"Leave Her Alone!"
The list of the high and mighty who have been recently named in sexual harassment charges is stunning. From politicians to entertainers to media icons—it seems America now awakens each day with some new hitherto undisclosed revelation or charge of sexual abuse or harassment. Women victims, who have long been shamed or cowed into submission and silence by powerful male perpetrators, have found new voice and courage to speak out. And men, who once lived with wanton disregard for the women they mistreated with sexual abandon, now stand before the court of public opinion, their sexual libidos in full display. Even the secular press now touts sexual accountability, justice, and morality.
However, this sudden outbreak of sexual disclosure should hardly be unexpected, given the ancient prediction: "But mark this: There will be terrible times in the last days. People will be lovers of themselves... lovers of pleasure rather than lovers of God—having a form of godliness but denying its power. Have nothing to do with such people" (2 Timothy 3:1-2, 4-5 NIV). Perhaps the operative word from Scripture for today's headlines should be: "'How the mighty have fallen!'" (2 Samuel 1:27).
But what would Jesus say to the girls and the women who have been wounded and shamed by workplace or campus sexual abuse or harassment? Remember Mary (the sister of Martha and Lazarus) at the feast of Simon, the healed leper? There she was, kneeling beside Jesus, sobbing as she splashed expensive perfume over both His head and feet. Here Desire of Ages draws the veil aside with a disclosure not unlike the headlines of late. As it turns out, "Simon had led into sin the woman he now despised. [Mary] had been deeply wronged by him" (566). He (who was her uncle, no less [Daughters of God 239]) had led her into the shame of his own sexual sin.
So when Jesus responds to the hisses of disapproval for Mary's outpouring (from the nearly all-male) dinner guests around that table, He speaks cryptic but forceful words still addressed to every male abuser: "'Leave her alone'" (John 12:7).

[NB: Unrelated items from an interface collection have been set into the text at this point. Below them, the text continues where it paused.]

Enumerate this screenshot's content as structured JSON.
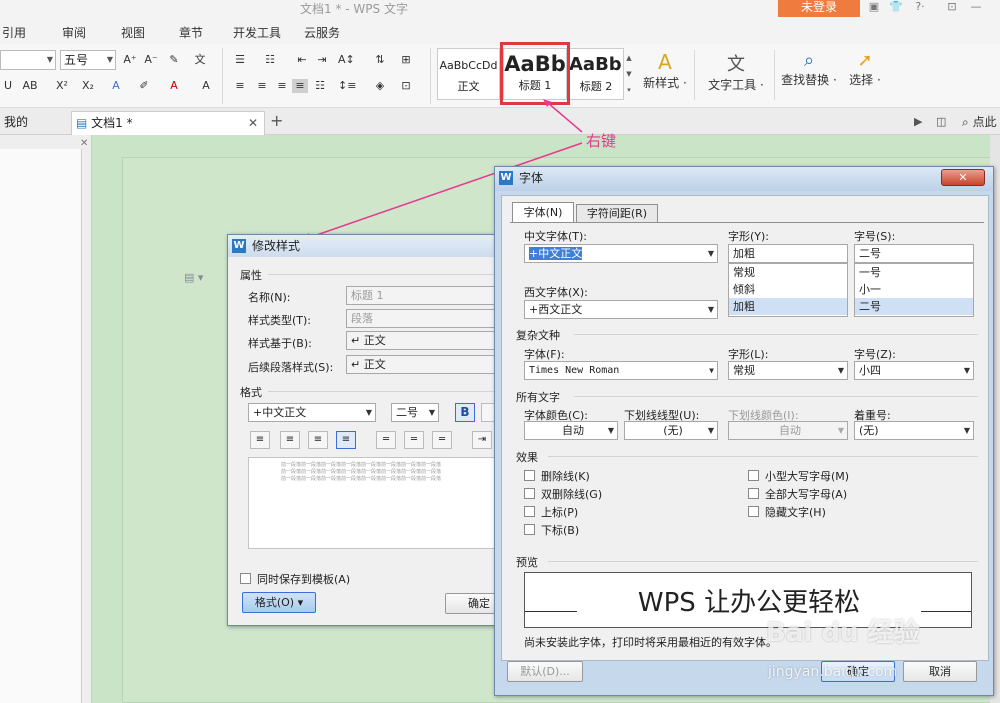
{
  "app": {
    "title": "文档1 * - WPS 文字",
    "login": "未登录"
  },
  "menu": [
    "引用",
    "审阅",
    "视图",
    "章节",
    "开发工具",
    "云服务"
  ],
  "ribbon": {
    "font_size": "五号",
    "styles": [
      {
        "preview": "AaBbCcDd",
        "name": "正文"
      },
      {
        "preview": "AaBb",
        "name": "标题 1"
      },
      {
        "preview": "AaBb(",
        "name": "标题 2"
      }
    ],
    "new_style": "新样式 ·",
    "text_tools": "文字工具 ·",
    "find_replace": "查找替换 ·",
    "select": "选择 ·"
  },
  "tabs": {
    "wps": "我的WPS",
    "doc": "文档1 *",
    "search": "点此"
  },
  "annotation": "右键",
  "modify_style": {
    "title": "修改样式",
    "props_header": "属性",
    "name_label": "名称(N):",
    "name_value": "标题 1",
    "type_label": "样式类型(T):",
    "type_value": "段落",
    "based_label": "样式基于(B):",
    "based_value": "↵ 正文",
    "next_label": "后续段落样式(S):",
    "next_value": "↵ 正文",
    "format_header": "格式",
    "font": "+中文正文",
    "size": "二号",
    "bold": "B",
    "preview_line": "前一段落前一段落前一段落前一段落前一段落前一段落前一段落前一段落",
    "save_template": "同时保存到模板(A)",
    "format_btn": "格式(O) ▾",
    "ok_btn": "确定"
  },
  "font_dialog": {
    "title": "字体",
    "tab_font": "字体(N)",
    "tab_spacing": "字符间距(R)",
    "cn_font_label": "中文字体(T):",
    "cn_font_value": "+中文正文",
    "style_label": "字形(Y):",
    "style_value": "加粗",
    "size_label": "字号(S):",
    "size_value": "二号",
    "style_list": [
      "常规",
      "倾斜",
      "加粗"
    ],
    "size_list": [
      "一号",
      "小一",
      "二号"
    ],
    "west_font_label": "西文字体(X):",
    "west_font_value": "+西文正文",
    "complex_header": "复杂文种",
    "complex_font_label": "字体(F):",
    "complex_font_value": "Times New Roman",
    "complex_style_label": "字形(L):",
    "complex_style_value": "常规",
    "complex_size_label": "字号(Z):",
    "complex_size_value": "小四",
    "all_header": "所有文字",
    "color_label": "字体颜色(C):",
    "color_value": "自动",
    "underline_label": "下划线线型(U):",
    "underline_value": "(无)",
    "ucolor_label": "下划线颜色(I):",
    "ucolor_value": "自动",
    "emph_label": "着重号:",
    "emph_value": "(无)",
    "effects_header": "效果",
    "effects_left": [
      "删除线(K)",
      "双删除线(G)",
      "上标(P)",
      "下标(B)"
    ],
    "effects_right": [
      "小型大写字母(M)",
      "全部大写字母(A)",
      "隐藏文字(H)"
    ],
    "preview_header": "预览",
    "preview_text": "WPS 让办公更轻松",
    "note": "尚未安装此字体，打印时将采用最相近的有效字体。",
    "default_btn": "默认(D)...",
    "ok_btn": "确定",
    "cancel_btn": "取消"
  },
  "watermark": {
    "brand": "Bai du 经验",
    "url": "jingyan.baidu.com"
  }
}
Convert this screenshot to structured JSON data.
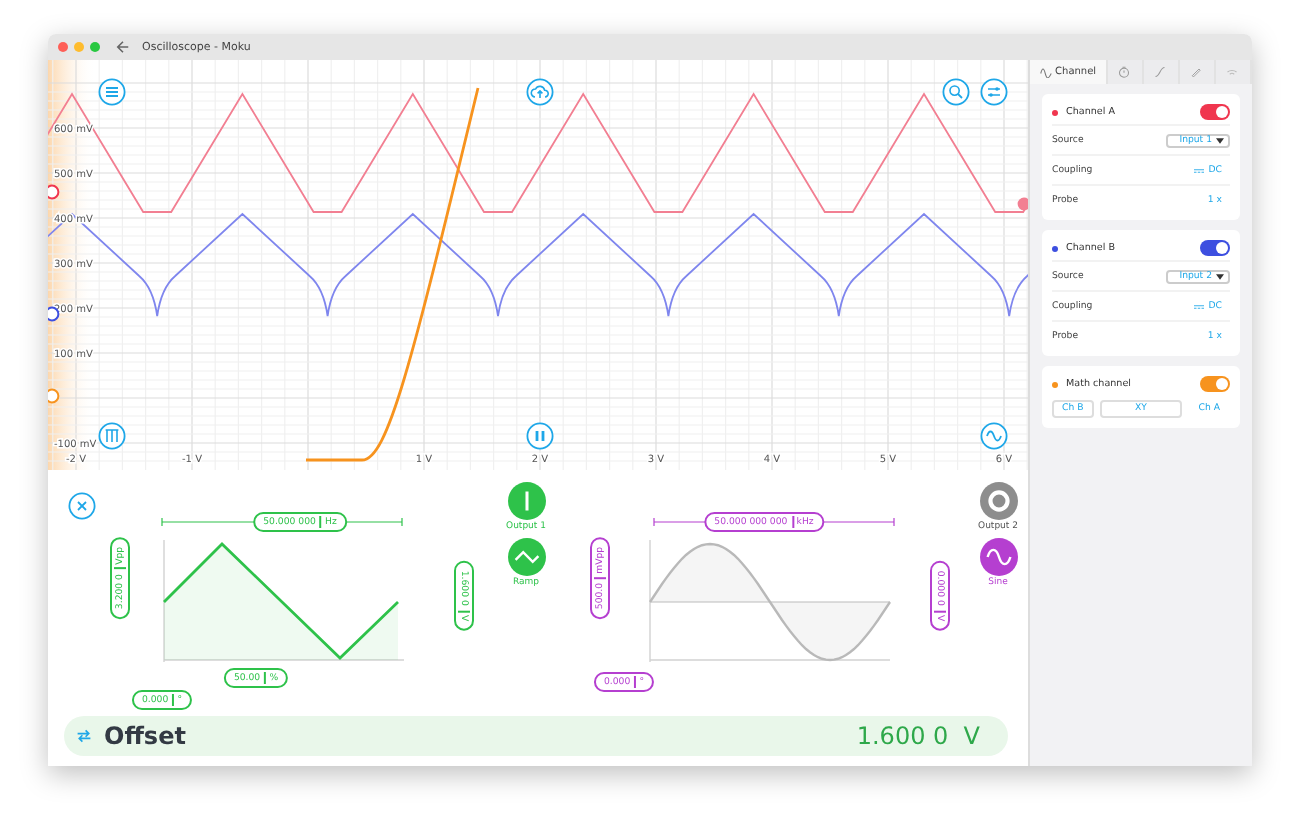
{
  "window": {
    "title": "Oscilloscope - Moku"
  },
  "plot": {
    "y_tick_labels": [
      "600 mV",
      "500 mV",
      "400 mV",
      "300 mV",
      "200 mV",
      "100 mV",
      "-100 mV"
    ],
    "x_tick_labels": [
      "-2 V",
      "-1 V",
      "1 V",
      "2 V",
      "3 V",
      "4 V",
      "5 V",
      "6 V"
    ]
  },
  "sidebar": {
    "tabs": [
      {
        "label": "Channel",
        "selected": true
      },
      {
        "selected": false
      },
      {
        "selected": false
      },
      {
        "selected": false
      },
      {
        "selected": false
      }
    ],
    "cards": [
      {
        "kind": "channel",
        "name": "Channel A",
        "color": "#f0364f",
        "on": true,
        "source_label": "Source",
        "source": "Input 1",
        "coupling_label": "Coupling",
        "coupling": "DC",
        "probe_label": "Probe",
        "probe": "1 x"
      },
      {
        "kind": "channel",
        "name": "Channel B",
        "color": "#3d4fe0",
        "on": true,
        "source_label": "Source",
        "source": "Input 2",
        "coupling_label": "Coupling",
        "coupling": "DC",
        "probe_label": "Probe",
        "probe": "1 x"
      },
      {
        "kind": "math",
        "name": "Math channel",
        "color": "#f7931e",
        "on": true,
        "buttons": [
          "Ch B",
          "XY",
          "Ch A"
        ]
      }
    ]
  },
  "generators": [
    {
      "kind": "ramp",
      "output": "Output 1",
      "waveform": "Ramp",
      "on": true,
      "color": "#2ec24a",
      "frequency": {
        "value": "50.000 000",
        "unit": "Hz"
      },
      "amplitude": {
        "value": "3.200 0",
        "unit": "Vpp"
      },
      "offset": {
        "value": "1.600 0",
        "unit": "V"
      },
      "symmetry": {
        "value": "50.00",
        "unit": "%"
      },
      "phase": {
        "value": "0.000",
        "unit": "°"
      }
    },
    {
      "kind": "sine",
      "output": "Output 2",
      "waveform": "Sine",
      "on": false,
      "color": "#b53fd0",
      "frequency": {
        "value": "50.000 000 000",
        "unit": "kHz"
      },
      "amplitude": {
        "value": "500.0",
        "unit": "mVpp"
      },
      "offset": {
        "value": "0.000 0",
        "unit": "V"
      },
      "phase": {
        "value": "0.000",
        "unit": "°"
      }
    }
  ],
  "offset_bar": {
    "label": "Offset",
    "value": "1.600 0",
    "unit": "V"
  }
}
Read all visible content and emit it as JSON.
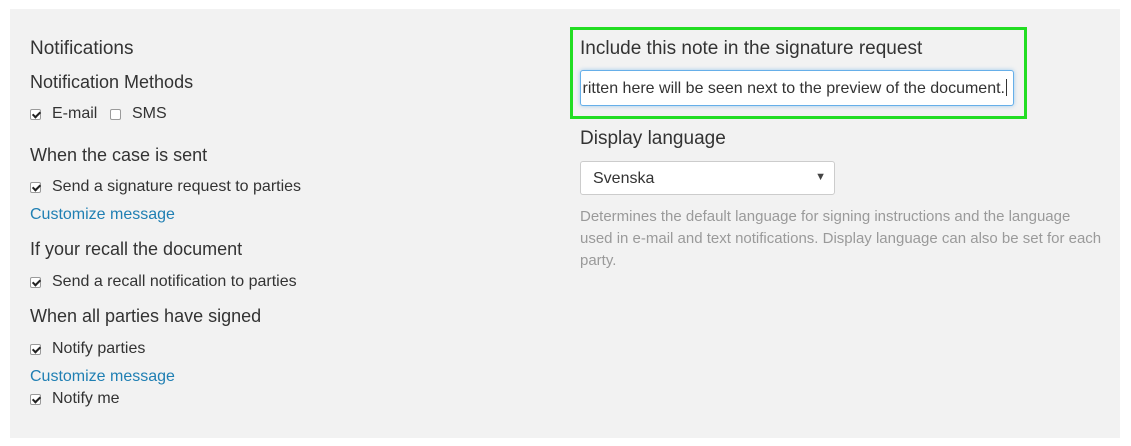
{
  "notifications": {
    "title": "Notifications",
    "methods_title": "Notification Methods",
    "email_label": "E-mail",
    "email_checked": true,
    "sms_label": "SMS",
    "sms_checked": false
  },
  "case_sent": {
    "title": "When the case is sent",
    "send_request_label": "Send a signature request to parties",
    "send_request_checked": true,
    "customize_link": "Customize message"
  },
  "recall": {
    "title": "If your recall the document",
    "send_recall_label": "Send a recall notification to parties",
    "send_recall_checked": true
  },
  "all_signed": {
    "title": "When all parties have signed",
    "notify_parties_label": "Notify parties",
    "notify_parties_checked": true,
    "customize_link": "Customize message",
    "notify_me_label": "Notify me",
    "notify_me_checked": true
  },
  "note": {
    "title": "Include this note in the signature request",
    "visible_value": "ritten here will be seen next to the preview of the document."
  },
  "language": {
    "title": "Display language",
    "selected": "Svenska",
    "help": "Determines the default language for signing instructions and the language used in e-mail and text notifications. Display language can also be set for each party."
  },
  "colors": {
    "panel_bg": "#f2f2f2",
    "link": "#1f7fb3",
    "highlight": "#22dd22",
    "help_text": "#9a9a9a"
  }
}
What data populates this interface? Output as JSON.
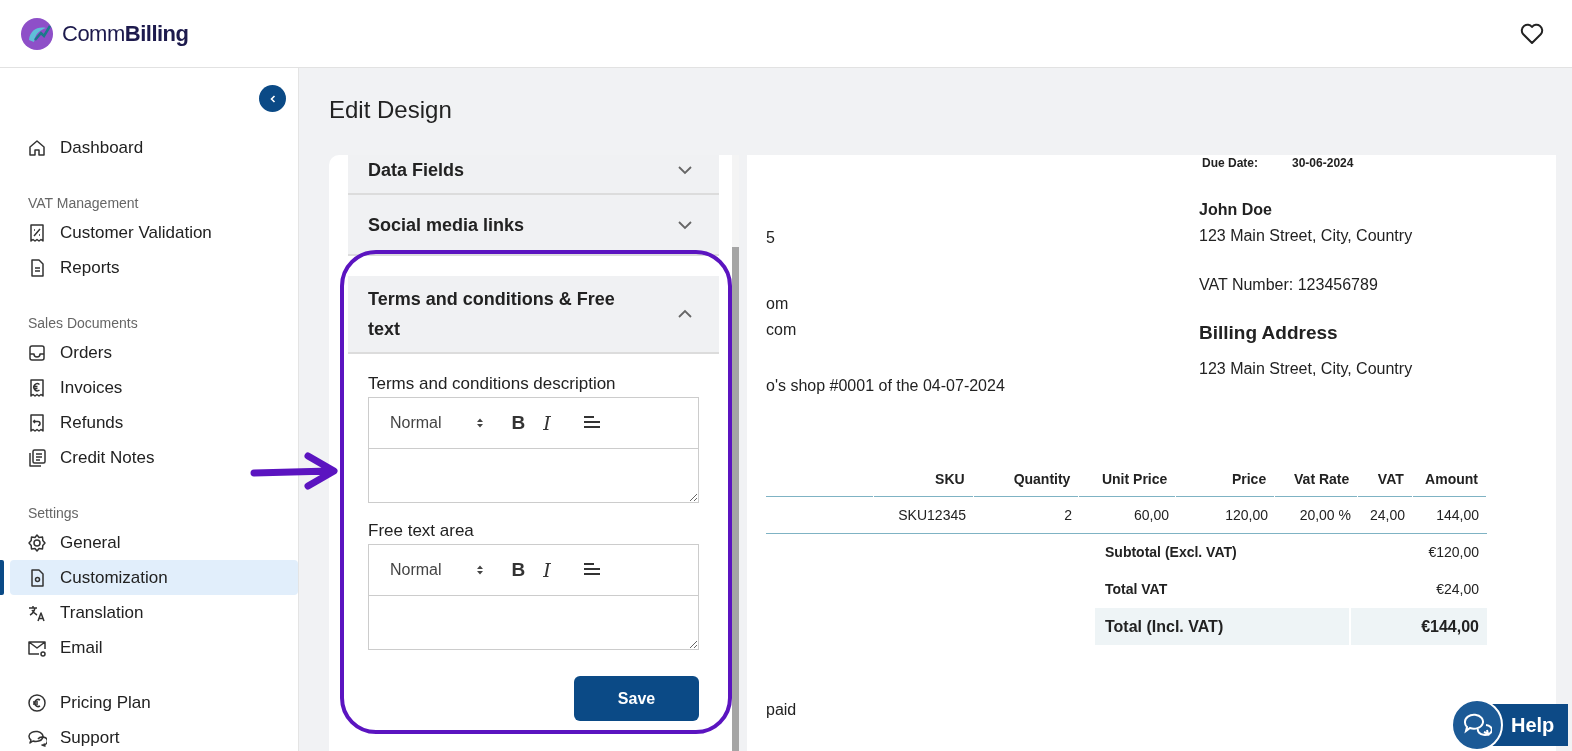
{
  "header": {
    "logo_text_light": "Comm",
    "logo_text_bold": "Billing"
  },
  "sidebar": {
    "sections": [
      {
        "items": [
          {
            "label": "Dashboard",
            "selected": false
          }
        ]
      },
      {
        "heading": "VAT Management",
        "items": [
          {
            "label": "Customer Validation",
            "selected": false
          },
          {
            "label": "Reports",
            "selected": false
          }
        ]
      },
      {
        "heading": "Sales Documents",
        "items": [
          {
            "label": "Orders",
            "selected": false
          },
          {
            "label": "Invoices",
            "selected": false
          },
          {
            "label": "Refunds",
            "selected": false
          },
          {
            "label": "Credit Notes",
            "selected": false
          }
        ]
      },
      {
        "heading": "Settings",
        "items": [
          {
            "label": "General",
            "selected": false
          },
          {
            "label": "Customization",
            "selected": true
          },
          {
            "label": "Translation",
            "selected": false
          },
          {
            "label": "Email",
            "selected": false
          }
        ]
      },
      {
        "items": [
          {
            "label": "Pricing Plan",
            "selected": false
          },
          {
            "label": "Support",
            "selected": false
          }
        ]
      }
    ]
  },
  "page_title": "Edit Design",
  "accordion": [
    {
      "title": "Data Fields",
      "expanded": false
    },
    {
      "title": "Social media links",
      "expanded": false
    },
    {
      "title": "Terms and conditions & Free text",
      "expanded": true,
      "fields": [
        {
          "label": "Terms and conditions description",
          "format": "Normal",
          "tools": [
            {
              "kind": "bold",
              "glyph": "B"
            },
            {
              "kind": "italic",
              "glyph": "I"
            },
            {
              "kind": "align"
            }
          ]
        },
        {
          "label": "Free text area",
          "format": "Normal",
          "tools": [
            {
              "kind": "bold",
              "glyph": "B"
            },
            {
              "kind": "italic",
              "glyph": "I"
            },
            {
              "kind": "align"
            }
          ]
        }
      ],
      "button": "Save"
    }
  ],
  "preview": {
    "due_label": "Due Date:",
    "due_value": "30-06-2024",
    "left_fragments": [
      "5",
      "om",
      "com",
      "o's shop #0001 of the 04-07-2024"
    ],
    "customer": {
      "name": "John Doe",
      "address": "123 Main Street, City, Country",
      "vat": "VAT Number: 123456789"
    },
    "billing": {
      "heading": "Billing Address",
      "address": "123 Main Street, City, Country"
    },
    "table": {
      "columns": [
        "",
        "SKU",
        "Quantity",
        "Unit Price",
        "Price",
        "Vat Rate",
        "VAT",
        "Amount"
      ],
      "rows": [
        [
          "",
          "SKU12345",
          "2",
          "60,00",
          "120,00",
          "20,00 %",
          "24,00",
          "144,00"
        ]
      ]
    },
    "totals": [
      {
        "label": "Subtotal (Excl. VAT)",
        "value": "€120,00",
        "highlighted": false
      },
      {
        "label": "Total VAT",
        "value": "€24,00",
        "highlighted": false
      },
      {
        "label": "Total (Incl. VAT)",
        "value": "€144,00",
        "highlighted": true
      }
    ],
    "footer_fragment": "paid"
  },
  "help": {
    "label": "Help"
  }
}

The church and this faith community stand beside all victims of unwanted sexual abuse—for there is no place in either Kingdom or church for this predatory immorality. If you are a victim of such abuse, then seize the new freedom that many victims are now sensing and speak up regarding your woundedness. Find a spiritual counselor you can trust, and share your story of pain. And if you're a student on this campus, go this website for instructions on how you may report the harassment (www.andrews.edu/life/health-safety/title-ix/universitypolicy). If you are in a workplace in this country, here is a website to assist you in reporting this illegal action to the authorities (www.aauw.org/what-we-do/legal-resources/know-your-rights-at-work/workplace-sexual-harassment).
Does Christ forgive sexual sin? Of course He does. Desire of Ages responds: "You may say, I am sinful, very sinful. You may be; but the worse you are, the more you need Jesus. He turns no weeping, contrite one away. He does not tell to any all that He might reveal, but He bids every trembling soul take courage. Freely will He pardon all who come to Him for forgiveness and restoration" (568).
But can Jesus heal the victims of sexual sin? The story of Mary offers a resounding Yes. Desire of Ages promises: "The plan of redemption has invested humanity with great possibilities, and in Mary these possibilities were to be realized. Through His grace she became a partaker of the divine nature.... The souls that turn to Him for refuge, Jesus lifts above the accusing and the strife of tongues. No man or evil angel can impeach these souls. Christ unites them to His own divine-human nature. They stand beside the great Sin Bearer, in the light proceeding from the throne of God" (ibid).
And where better to stand than beside the One who can both heal our wounds and forgive our guilt? No matter the headlines—abuser or victim—the light shining from Calvary offers hope to us all.